At the end of February I had the opportunity to travel to Honolulu for Ocean Sciences 2014, a massive international conference covering all topics related to oceanography and marine science. In addition to presenting a poster on work that I did as part of the Jamestown S'Klallam Tribe's climate change assessment, I also participated in a fantastic workshop on teaching ocean sciences at a 2-year college, attended special sessions by the authors of the most recent IPCC Assessment, and attended numerous talks on the latest and greatest science related to my work: Sea level rise, storm impacts, tsunami and coastal processes in particular.
I want that. The thriving marketplace for oceanography gizmos at the Ocean Sciences conference.
As it turns out, though, the most mind-blowing marine education I received on the trip happened after the conference ended. Very early on Saturday morning McHenry and I slipped out of our hotel and made our way down to Pier 38 where, every day except Sunday, the Honolulu fish auction is held. One of only two fish auctions in the United States, many of the fish landed in Honolulu pass through a refrigerated warehouse and are individually sold to the highest bidder. That's right - each individual fish is auctioned off one by one. Its not totally clear that it is open to the public, but we ended up wandering around without any issues to watch boats off-loading, fish being moved, tagged and sorted, buyers and auctioneers haggling over price, and the buyers taking their fish away to restaurants or wholesalers. We even had the chance to talk to a couple of the folks working the floor. It was an eye-opening experience...check out the photos:

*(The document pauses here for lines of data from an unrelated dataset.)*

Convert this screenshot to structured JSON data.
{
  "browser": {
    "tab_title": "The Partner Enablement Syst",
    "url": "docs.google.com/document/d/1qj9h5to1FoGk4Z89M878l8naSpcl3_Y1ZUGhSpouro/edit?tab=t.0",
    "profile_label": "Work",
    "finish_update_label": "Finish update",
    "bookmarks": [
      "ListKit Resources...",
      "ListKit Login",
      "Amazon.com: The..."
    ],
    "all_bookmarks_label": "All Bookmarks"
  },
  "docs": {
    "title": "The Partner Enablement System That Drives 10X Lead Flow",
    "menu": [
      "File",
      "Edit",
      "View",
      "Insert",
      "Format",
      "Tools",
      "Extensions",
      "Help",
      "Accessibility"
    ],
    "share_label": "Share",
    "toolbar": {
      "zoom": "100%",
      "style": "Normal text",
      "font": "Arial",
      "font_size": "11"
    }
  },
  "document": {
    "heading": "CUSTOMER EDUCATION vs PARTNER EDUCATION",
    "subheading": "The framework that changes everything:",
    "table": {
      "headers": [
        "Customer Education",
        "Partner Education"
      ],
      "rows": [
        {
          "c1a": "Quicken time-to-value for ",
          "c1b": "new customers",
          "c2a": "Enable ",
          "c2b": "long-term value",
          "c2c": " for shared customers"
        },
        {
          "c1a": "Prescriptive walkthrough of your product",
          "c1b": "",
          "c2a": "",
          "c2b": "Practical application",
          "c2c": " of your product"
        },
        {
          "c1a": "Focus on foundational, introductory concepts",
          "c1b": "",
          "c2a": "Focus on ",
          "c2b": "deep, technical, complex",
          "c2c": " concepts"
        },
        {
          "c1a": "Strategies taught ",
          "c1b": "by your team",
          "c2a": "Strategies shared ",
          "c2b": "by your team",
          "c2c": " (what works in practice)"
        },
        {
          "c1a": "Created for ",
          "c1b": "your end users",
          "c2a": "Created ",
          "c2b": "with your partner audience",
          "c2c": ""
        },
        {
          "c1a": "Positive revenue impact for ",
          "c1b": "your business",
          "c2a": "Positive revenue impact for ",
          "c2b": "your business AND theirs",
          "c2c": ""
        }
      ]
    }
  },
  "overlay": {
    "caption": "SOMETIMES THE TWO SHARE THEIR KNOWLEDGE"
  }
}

Tuna coming off the boat
A few weeks work
Ready for the transfer to the warehouse
A peak inside the auction house
McHenry and a multi thousand dollar tuna
Tracking the landings
The auction line
Its not ALL about tuna...but mostly
On the way to the grill